**Dataset entries:**
********
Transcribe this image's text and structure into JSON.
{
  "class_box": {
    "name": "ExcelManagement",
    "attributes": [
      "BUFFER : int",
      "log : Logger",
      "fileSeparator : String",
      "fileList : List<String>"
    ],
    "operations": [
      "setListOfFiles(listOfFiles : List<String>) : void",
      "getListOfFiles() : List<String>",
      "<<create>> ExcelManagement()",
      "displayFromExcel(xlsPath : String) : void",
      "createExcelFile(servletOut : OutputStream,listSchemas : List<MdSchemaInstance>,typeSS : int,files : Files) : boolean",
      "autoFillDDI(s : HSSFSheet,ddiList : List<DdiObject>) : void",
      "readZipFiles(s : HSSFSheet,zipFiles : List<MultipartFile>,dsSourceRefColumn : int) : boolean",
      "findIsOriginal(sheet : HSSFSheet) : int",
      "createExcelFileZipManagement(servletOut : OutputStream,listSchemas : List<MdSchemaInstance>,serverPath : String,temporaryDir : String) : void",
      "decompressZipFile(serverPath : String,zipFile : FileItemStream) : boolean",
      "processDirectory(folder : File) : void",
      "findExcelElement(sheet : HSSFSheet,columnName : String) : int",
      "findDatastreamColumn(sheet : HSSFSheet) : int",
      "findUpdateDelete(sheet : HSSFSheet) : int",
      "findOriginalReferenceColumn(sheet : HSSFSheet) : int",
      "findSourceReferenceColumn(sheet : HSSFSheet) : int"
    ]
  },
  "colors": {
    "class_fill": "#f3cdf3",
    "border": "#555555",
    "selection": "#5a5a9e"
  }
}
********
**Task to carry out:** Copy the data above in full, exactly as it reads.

**Finished exercise:**
Transcribe this image's text and structure into JSON.
{
  "class_box": {
    "name": "ExcelManagement",
    "attributes": [
      "BUFFER : int",
      "log : Logger",
      "fileSeparator : String",
      "fileList : List<String>"
    ],
    "operations": [
      "setListOfFiles(listOfFiles : List<String>) : void",
      "getListOfFiles() : List<String>",
      "<<create>> ExcelManagement()",
      "displayFromExcel(xlsPath : String) : void",
      "createExcelFile(servletOut : OutputStream,listSchemas : List<MdSchemaInstance>,typeSS : int,files : Files) : boolean",
      "autoFillDDI(s : HSSFSheet,ddiList : List<DdiObject>) : void",
      "readZipFiles(s : HSSFSheet,zipFiles : List<MultipartFile>,dsSourceRefColumn : int) : boolean",
      "findIsOriginal(sheet : HSSFSheet) : int",
      "createExcelFileZipManagement(servletOut : OutputStream,listSchemas : List<MdSchemaInstance>,serverPath : String,temporaryDir : String) : void",
      "decompressZipFile(serverPath : String,zipFile : FileItemStream) : boolean",
      "processDirectory(folder : File) : void",
      "findExcelElement(sheet : HSSFSheet,columnName : String) : int",
      "findDatastreamColumn(sheet : HSSFSheet) : int",
      "findUpdateDelete(sheet : HSSFSheet) : int",
      "findOriginalReferenceColumn(sheet : HSSFSheet) : int",
      "findSourceReferenceColumn(sheet : HSSFSheet) : int"
    ]
  },
  "colors": {
    "class_fill": "#f3cdf3",
    "border": "#555555",
    "selection": "#5a5a9e"
  }
}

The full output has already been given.